Wormwood Scrubs struggled to provide decent conditions, with outside areas strewn with litter, attracting rats and cockroaches, inspectors found.
HM Inspectorate of Prisons detailed how food routinely ran out in one wing at the establishment in west London, which holds more than 1,200 men.
To ensure that all prisoners had a meal, staff either sourced a half-used tray from another servery or distributed "mountain survival" dried food packs, which had to be reconstituted with boiling water, the inspection report revealed.
It also said:
- The prison had high levels of often serious violence, resulting in some significant injuries;
- There had been a "dramatic" increase in violence against staff, with more than 90 assaults in the six months to July, when inspectors visited the jail;
- Far too many windows facing the perimeter wall were broken, which enabled prisoners to retrieve contraband thrown over the wall;
- The prison stores had not been open for many weeks, leaving staff to "scavenge" for many basic items needed by inmates;
- A case sample found important aspects of public protection work had not been done, potentially leaving some serious issues unmanaged.
The report is the latest in a line of highly critical reports on Wormwood Scrubs, which was built between 1875 and 1891.
In 2015 it was claimed that conditions at the prison had prompted one staff member to say of the cells: "I wouldn't keep a dog in there."
Publishing the latest assessment, Chief Inspector of Prisons Peter Clarke said: "Wormwood Scrubs is an iconic local prison serving communities in London.

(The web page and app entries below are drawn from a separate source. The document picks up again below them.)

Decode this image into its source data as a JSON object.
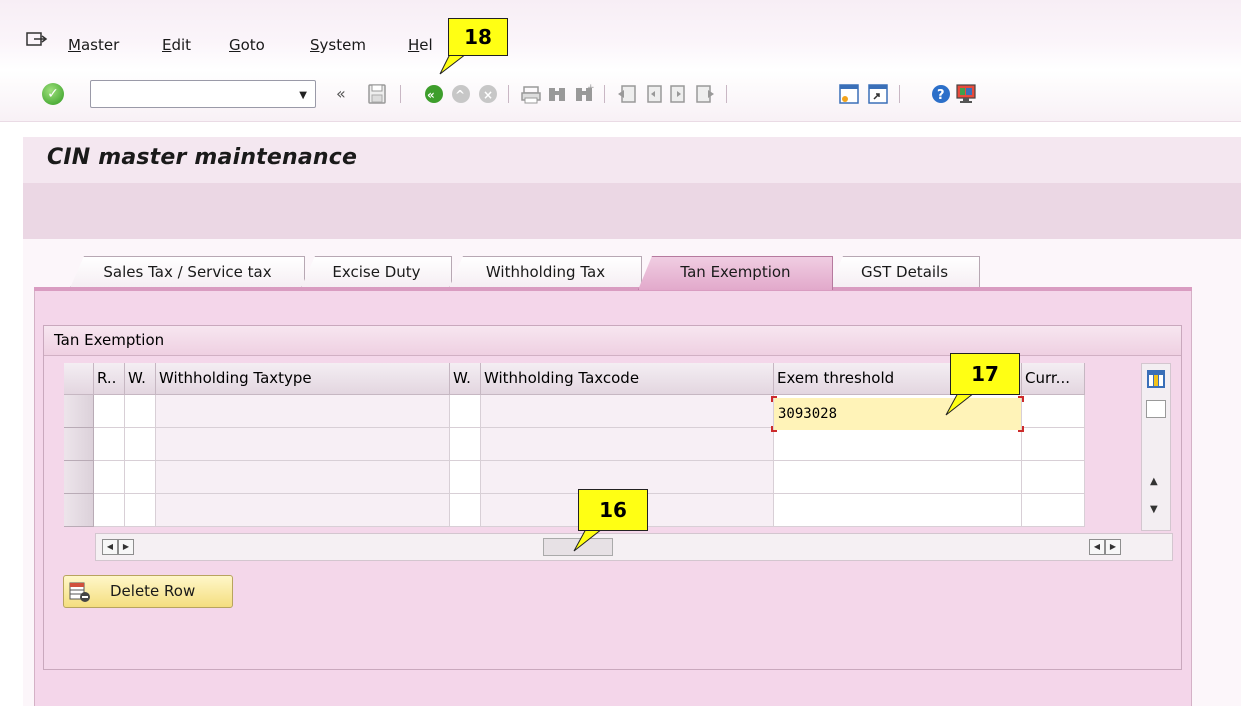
{
  "menu": {
    "items": [
      "Master",
      "Edit",
      "Goto",
      "System",
      "Hel"
    ]
  },
  "toolbar": {
    "command_field_value": "",
    "icons": [
      "enter-icon",
      "back-icon",
      "save-icon",
      "back-green-icon",
      "exit-icon",
      "cancel-icon",
      "print-icon",
      "find-icon",
      "find-next-icon",
      "first-page-icon",
      "previous-page-icon",
      "next-page-icon",
      "last-page-icon",
      "create-session-icon",
      "shortcut-icon",
      "help-icon",
      "customize-layout-icon"
    ]
  },
  "title": "CIN master maintenance",
  "tabs": [
    {
      "label": "Sales Tax / Service tax",
      "active": false
    },
    {
      "label": "Excise Duty",
      "active": false
    },
    {
      "label": "Withholding Tax",
      "active": false
    },
    {
      "label": "Tan Exemption",
      "active": true
    },
    {
      "label": "GST Details",
      "active": false
    }
  ],
  "group_title": "Tan Exemption",
  "table": {
    "headers": [
      "R..",
      "W.",
      "Withholding Taxtype",
      "W.",
      "Withholding Taxcode",
      "Exem threshold",
      "Curr..."
    ],
    "row_count": 4,
    "exem_threshold_value": "3093028"
  },
  "delete_row_label": "Delete Row",
  "callouts": [
    "18",
    "17",
    "16"
  ],
  "colors": {
    "accent_tab": "#e2a9cb",
    "panel": "#f4d6ea",
    "callout": "#ffff14"
  }
}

"Overall, this was an extremely concerning picture, and we could see no justification as to why this poor situation had persisted since 2014.
"The governor and his team were, to their credit, working tirelessly to address the problems faced."
The Ministry of Justice said the prison had taken "decisive action" to reduce violence and was working closely with contractor Carillion to urgently improve conditions.
An MoJ spokesman said: "We know staffing remains an issue, so we are recruiting 120 extra officers and will cut the time taken for new recruits to begin training.
"The addition of new, senior probation staff has also led to significant improvements in resettling offenders into the community following release.
"We are pleased inspectors recognised the hard work and dedication of staff at the prison, especially in improving education and purposeful activity."
Copyright (c) Press Association Ltd. 2017, All Rights Reserved. Picture (c) Andrew Matthews / PA Wire.